Sit right back and hear the tale of my epic team dinner kitchen fail.
The recipe goes like this: a hungry youth group, a spaghetti dinner routine I’ve run at least a dozen times a year for the last 4, the ever-changing landscape of a team cabin kitchen, and, for texture, my habitual time crunch. Pot on open flame. Tomato paste, water, cornstarch, chicken bullion, sugar, whisk. Taste.
Eyes grow wide. Houston, we have a problem. Salty like the sea. How?
Stay calm. You can fix it. Add the meat to absorb flavor. More water, cornstarch, sugar. Whisk. Taste.
Don’t panic. Maybe the chicken bullion just finished dissolving and this new container was more potent than before. You can outrun it. No other choice. Nothing to start over with. Hungry eighth graders milling around. Don’t show fear. They might escalate to feeding frenzy. Move forward.
Seasonings might help. Shake in basil, oregano, black pepper. More water, cornstarch, sugar. Whisk.
Dear, Lord. It’s. Not. Getting. Better. Are my taste buds going numb? What is going on? Don’t say that bad word in your brain out loud.
More water, cornstarch, sugar.
Why is the sugar in this jar so white? Could this be. . . ?
Hurriedly scoop last spoonful of “sugar” out of the pot and toss it. Brain whirling. Salt in the cabin always comes in a big shaker. Sugar lives safe from ants in a peanut butter jar.
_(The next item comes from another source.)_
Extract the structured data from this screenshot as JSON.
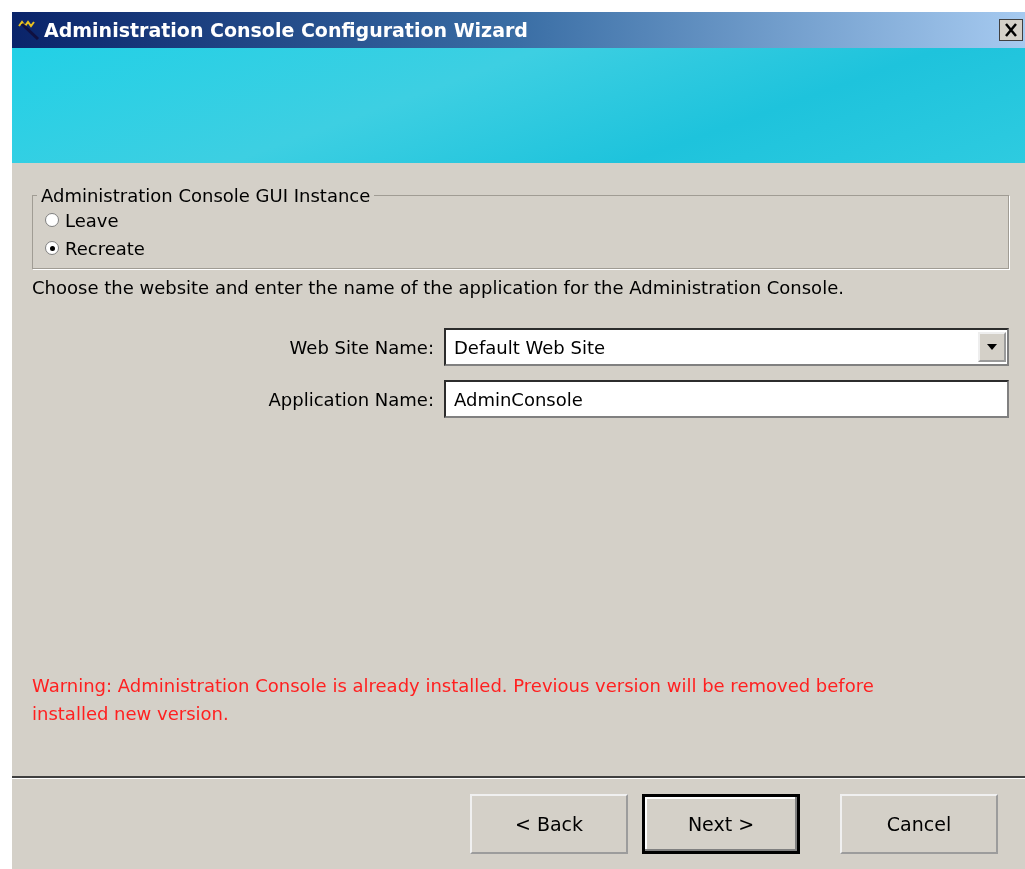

The last team must have put a bag of salt in a jar just like the one for sugar. Oh, look. The jar actually labeled “Sugar” is sitting right there on top of the microwave.
I had mistakenly added salt, salt, and more salt to balance out the salt in the sauce!
Dumping in genuine sugar, progress started. The team got a spaghetti dinner with the punch of a Pringles can. We laughed that it was more of a pasta dipping sauce than a marinara. Everyone was fed. And gracious. But I had still messed up something I can normally do by heart. It burned a bit, like the salinity in my mouth.
If revenge is a dish best served cold, humility apparently goes well with salt.
He has shown you, O mortal, what is good.
And what does the Lord require of you?
To act justly and to love mercy
and to walk humbly with your God. Micah 6:8 NIV
Have you ever found yourself making a big mistake on your own home turf? I would love to hear about it below.